**Directions for this task**
Report every line below that carries the word "outline".

**Task input**
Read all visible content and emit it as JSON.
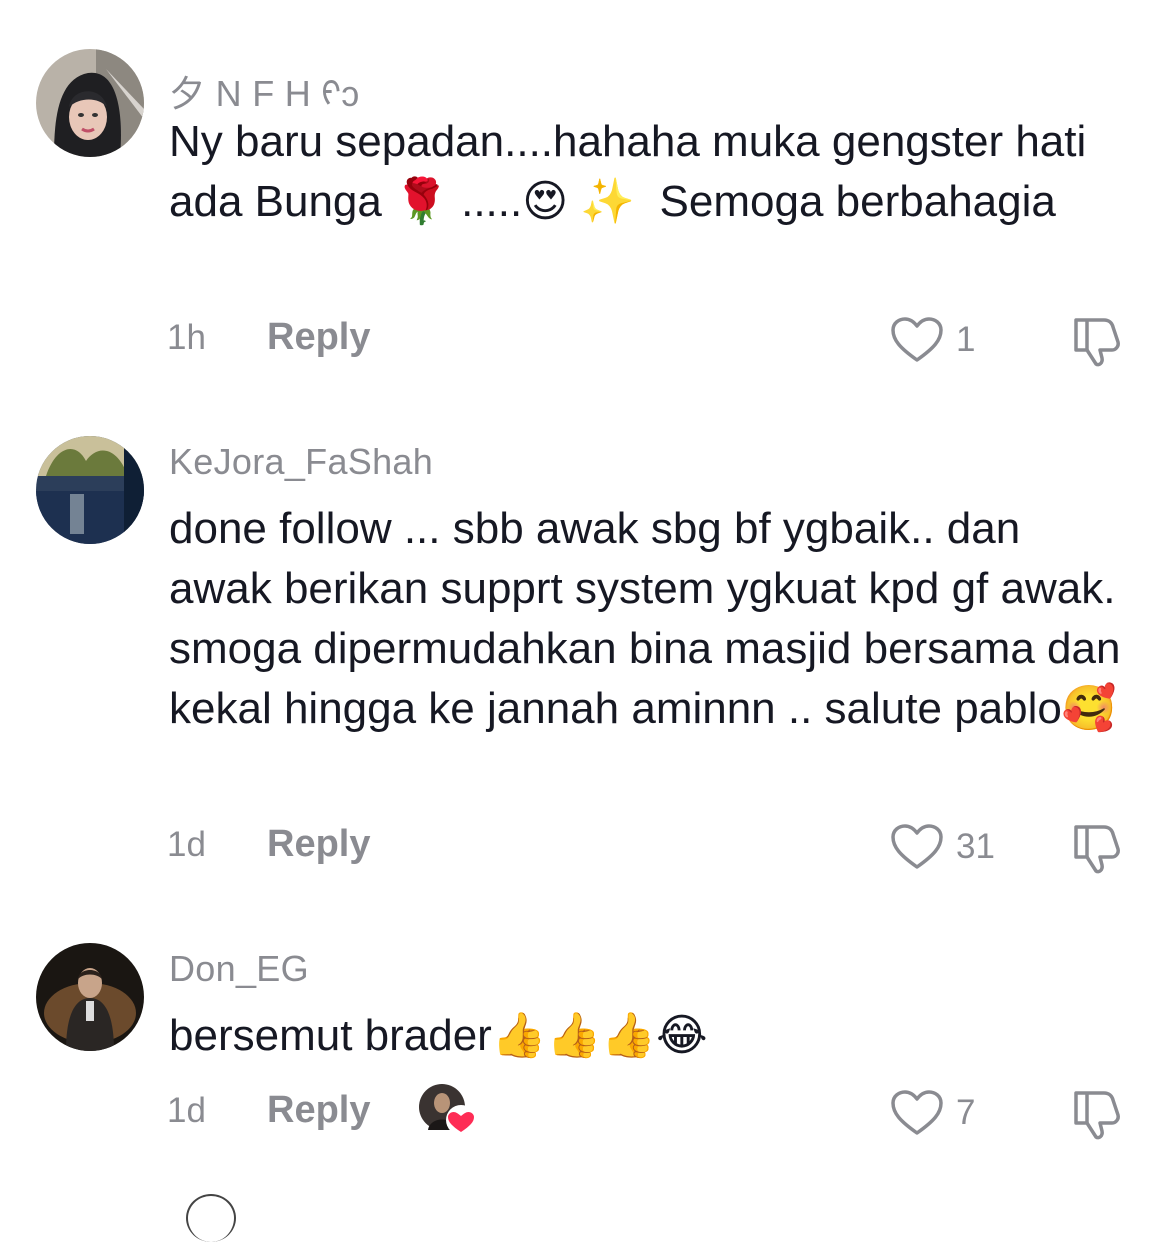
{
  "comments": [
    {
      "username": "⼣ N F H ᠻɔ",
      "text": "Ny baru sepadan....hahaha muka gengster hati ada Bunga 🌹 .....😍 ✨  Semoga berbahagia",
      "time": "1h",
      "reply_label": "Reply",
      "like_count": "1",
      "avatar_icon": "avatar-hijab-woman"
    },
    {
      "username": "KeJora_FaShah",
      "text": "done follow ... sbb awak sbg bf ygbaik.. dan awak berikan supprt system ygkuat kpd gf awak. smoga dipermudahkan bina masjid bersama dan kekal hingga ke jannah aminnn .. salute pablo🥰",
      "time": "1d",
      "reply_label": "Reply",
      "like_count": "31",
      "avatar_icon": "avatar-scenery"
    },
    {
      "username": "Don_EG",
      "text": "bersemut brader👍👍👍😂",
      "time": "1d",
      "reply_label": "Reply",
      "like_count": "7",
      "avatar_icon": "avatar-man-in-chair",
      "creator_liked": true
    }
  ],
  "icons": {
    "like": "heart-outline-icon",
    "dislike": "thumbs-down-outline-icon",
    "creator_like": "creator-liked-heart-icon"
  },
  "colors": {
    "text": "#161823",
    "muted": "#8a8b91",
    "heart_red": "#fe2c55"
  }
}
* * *
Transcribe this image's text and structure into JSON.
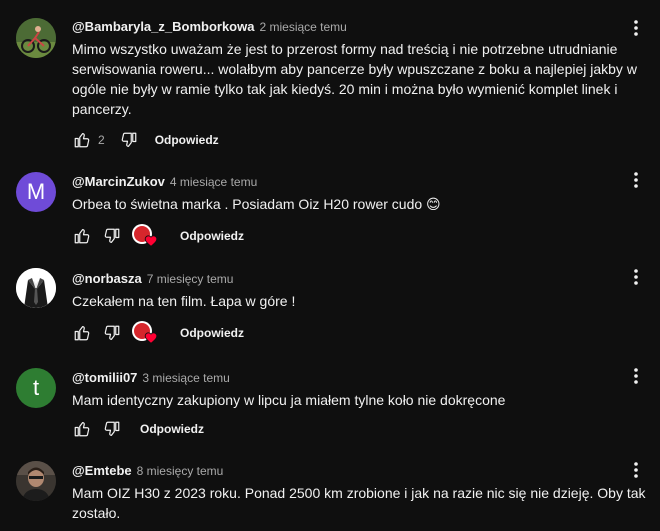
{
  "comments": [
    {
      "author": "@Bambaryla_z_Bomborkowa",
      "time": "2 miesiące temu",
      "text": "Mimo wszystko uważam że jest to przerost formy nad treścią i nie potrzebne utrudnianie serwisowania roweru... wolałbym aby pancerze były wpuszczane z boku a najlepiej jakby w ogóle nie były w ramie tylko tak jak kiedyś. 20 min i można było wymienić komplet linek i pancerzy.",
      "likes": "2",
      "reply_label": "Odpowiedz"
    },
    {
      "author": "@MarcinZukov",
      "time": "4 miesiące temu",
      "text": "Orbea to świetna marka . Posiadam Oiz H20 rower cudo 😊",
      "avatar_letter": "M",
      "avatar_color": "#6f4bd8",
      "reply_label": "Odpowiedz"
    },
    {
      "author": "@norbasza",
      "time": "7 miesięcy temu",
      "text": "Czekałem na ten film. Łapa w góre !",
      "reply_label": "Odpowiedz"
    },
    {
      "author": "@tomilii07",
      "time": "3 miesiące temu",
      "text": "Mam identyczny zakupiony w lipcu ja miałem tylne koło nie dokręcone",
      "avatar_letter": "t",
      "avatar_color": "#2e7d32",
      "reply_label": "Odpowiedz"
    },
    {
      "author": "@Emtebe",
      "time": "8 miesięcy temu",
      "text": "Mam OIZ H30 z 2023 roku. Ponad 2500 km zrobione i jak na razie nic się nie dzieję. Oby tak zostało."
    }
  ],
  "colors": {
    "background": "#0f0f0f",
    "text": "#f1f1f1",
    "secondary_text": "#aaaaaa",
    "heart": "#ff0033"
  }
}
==
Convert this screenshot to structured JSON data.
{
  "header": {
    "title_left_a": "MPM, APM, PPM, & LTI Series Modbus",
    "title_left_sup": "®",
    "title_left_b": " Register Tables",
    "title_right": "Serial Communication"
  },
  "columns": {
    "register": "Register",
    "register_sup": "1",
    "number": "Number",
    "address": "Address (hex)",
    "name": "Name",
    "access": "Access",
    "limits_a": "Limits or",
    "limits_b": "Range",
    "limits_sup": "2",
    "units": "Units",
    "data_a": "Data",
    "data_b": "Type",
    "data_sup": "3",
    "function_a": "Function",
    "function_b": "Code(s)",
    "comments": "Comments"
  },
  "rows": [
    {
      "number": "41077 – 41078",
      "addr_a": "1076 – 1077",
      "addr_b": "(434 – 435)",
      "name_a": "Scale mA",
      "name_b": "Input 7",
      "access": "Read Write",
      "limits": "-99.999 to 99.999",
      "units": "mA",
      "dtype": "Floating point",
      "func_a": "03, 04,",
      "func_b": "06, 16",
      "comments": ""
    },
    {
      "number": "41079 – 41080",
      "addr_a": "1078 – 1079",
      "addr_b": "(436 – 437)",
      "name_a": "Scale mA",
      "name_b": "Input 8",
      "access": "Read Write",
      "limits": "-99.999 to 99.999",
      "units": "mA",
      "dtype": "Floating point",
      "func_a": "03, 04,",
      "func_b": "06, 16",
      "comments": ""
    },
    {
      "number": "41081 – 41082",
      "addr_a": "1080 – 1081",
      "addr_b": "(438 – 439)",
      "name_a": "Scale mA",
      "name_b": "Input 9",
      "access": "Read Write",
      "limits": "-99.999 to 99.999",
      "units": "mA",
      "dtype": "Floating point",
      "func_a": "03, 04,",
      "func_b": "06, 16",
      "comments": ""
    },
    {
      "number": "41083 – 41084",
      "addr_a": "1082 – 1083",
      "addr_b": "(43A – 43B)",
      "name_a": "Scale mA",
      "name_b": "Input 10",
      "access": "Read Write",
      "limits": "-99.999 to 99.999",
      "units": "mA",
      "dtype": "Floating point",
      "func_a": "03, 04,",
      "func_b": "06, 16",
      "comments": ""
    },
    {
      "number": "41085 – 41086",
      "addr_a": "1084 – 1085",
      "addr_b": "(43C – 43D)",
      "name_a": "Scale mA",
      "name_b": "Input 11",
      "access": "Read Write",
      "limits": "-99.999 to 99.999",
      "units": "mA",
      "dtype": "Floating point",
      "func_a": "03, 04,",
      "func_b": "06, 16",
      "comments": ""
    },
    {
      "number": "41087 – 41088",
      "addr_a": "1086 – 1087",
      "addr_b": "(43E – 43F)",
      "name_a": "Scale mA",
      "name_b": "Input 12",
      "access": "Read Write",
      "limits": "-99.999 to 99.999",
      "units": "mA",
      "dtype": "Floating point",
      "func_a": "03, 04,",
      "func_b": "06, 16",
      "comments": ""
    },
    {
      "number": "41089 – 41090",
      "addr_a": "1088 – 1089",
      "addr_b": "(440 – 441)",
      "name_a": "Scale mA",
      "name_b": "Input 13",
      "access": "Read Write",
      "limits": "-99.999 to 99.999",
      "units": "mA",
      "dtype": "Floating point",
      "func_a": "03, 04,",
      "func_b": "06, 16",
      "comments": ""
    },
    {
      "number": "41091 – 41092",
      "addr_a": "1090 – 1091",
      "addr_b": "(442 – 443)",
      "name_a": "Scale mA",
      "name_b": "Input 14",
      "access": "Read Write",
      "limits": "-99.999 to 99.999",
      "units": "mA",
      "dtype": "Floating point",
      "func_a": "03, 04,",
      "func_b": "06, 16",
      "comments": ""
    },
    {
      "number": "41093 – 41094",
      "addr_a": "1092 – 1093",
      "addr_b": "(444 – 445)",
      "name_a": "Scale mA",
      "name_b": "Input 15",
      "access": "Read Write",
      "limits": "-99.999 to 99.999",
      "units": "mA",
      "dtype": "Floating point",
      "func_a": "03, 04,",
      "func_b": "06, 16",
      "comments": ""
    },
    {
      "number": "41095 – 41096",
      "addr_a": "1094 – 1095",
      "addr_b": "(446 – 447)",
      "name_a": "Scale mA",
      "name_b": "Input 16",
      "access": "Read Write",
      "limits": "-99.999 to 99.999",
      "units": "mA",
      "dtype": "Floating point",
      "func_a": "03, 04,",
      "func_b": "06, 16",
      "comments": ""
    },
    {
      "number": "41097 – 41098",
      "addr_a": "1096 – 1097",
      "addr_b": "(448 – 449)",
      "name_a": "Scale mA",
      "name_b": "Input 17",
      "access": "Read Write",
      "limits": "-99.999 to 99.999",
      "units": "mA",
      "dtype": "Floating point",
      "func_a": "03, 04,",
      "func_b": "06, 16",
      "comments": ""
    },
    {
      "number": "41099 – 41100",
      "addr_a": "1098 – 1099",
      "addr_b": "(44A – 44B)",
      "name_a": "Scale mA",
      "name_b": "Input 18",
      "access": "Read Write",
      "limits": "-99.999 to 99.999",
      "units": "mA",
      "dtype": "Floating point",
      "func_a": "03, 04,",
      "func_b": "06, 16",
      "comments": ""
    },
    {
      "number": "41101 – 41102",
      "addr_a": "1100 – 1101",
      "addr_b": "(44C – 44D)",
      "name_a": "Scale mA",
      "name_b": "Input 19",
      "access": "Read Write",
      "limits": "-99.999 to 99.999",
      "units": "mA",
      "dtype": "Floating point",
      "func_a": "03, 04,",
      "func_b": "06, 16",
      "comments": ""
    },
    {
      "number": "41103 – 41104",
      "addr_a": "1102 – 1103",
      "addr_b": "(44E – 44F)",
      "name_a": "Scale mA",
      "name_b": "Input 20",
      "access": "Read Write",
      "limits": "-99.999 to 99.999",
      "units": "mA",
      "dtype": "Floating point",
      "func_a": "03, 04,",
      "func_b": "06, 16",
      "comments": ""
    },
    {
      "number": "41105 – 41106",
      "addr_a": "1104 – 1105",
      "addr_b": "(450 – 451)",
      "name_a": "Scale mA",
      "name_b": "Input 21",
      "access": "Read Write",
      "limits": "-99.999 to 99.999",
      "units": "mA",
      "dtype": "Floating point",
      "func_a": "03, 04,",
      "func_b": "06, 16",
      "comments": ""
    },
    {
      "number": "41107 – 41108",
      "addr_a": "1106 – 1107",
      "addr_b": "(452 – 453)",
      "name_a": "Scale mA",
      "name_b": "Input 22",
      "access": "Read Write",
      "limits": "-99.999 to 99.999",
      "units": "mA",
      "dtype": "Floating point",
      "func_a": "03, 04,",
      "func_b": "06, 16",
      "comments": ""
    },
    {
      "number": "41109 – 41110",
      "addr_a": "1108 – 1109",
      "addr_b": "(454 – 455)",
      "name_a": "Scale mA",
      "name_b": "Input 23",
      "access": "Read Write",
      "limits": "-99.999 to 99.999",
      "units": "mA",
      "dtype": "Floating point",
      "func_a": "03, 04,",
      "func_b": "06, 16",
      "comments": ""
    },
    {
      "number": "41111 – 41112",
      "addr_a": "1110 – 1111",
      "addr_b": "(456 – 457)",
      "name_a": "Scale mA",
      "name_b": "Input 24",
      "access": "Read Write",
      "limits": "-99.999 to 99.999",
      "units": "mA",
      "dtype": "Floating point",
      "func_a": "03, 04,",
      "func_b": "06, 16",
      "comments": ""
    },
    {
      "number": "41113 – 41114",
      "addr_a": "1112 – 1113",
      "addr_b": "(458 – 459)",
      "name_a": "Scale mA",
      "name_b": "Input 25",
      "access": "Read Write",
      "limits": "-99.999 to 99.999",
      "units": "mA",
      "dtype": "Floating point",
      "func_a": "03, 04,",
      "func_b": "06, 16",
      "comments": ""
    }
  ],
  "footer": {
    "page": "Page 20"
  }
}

**Your solution**
    "like": "heart-outline-icon",
    "dislike": "thumbs-down-outline-icon",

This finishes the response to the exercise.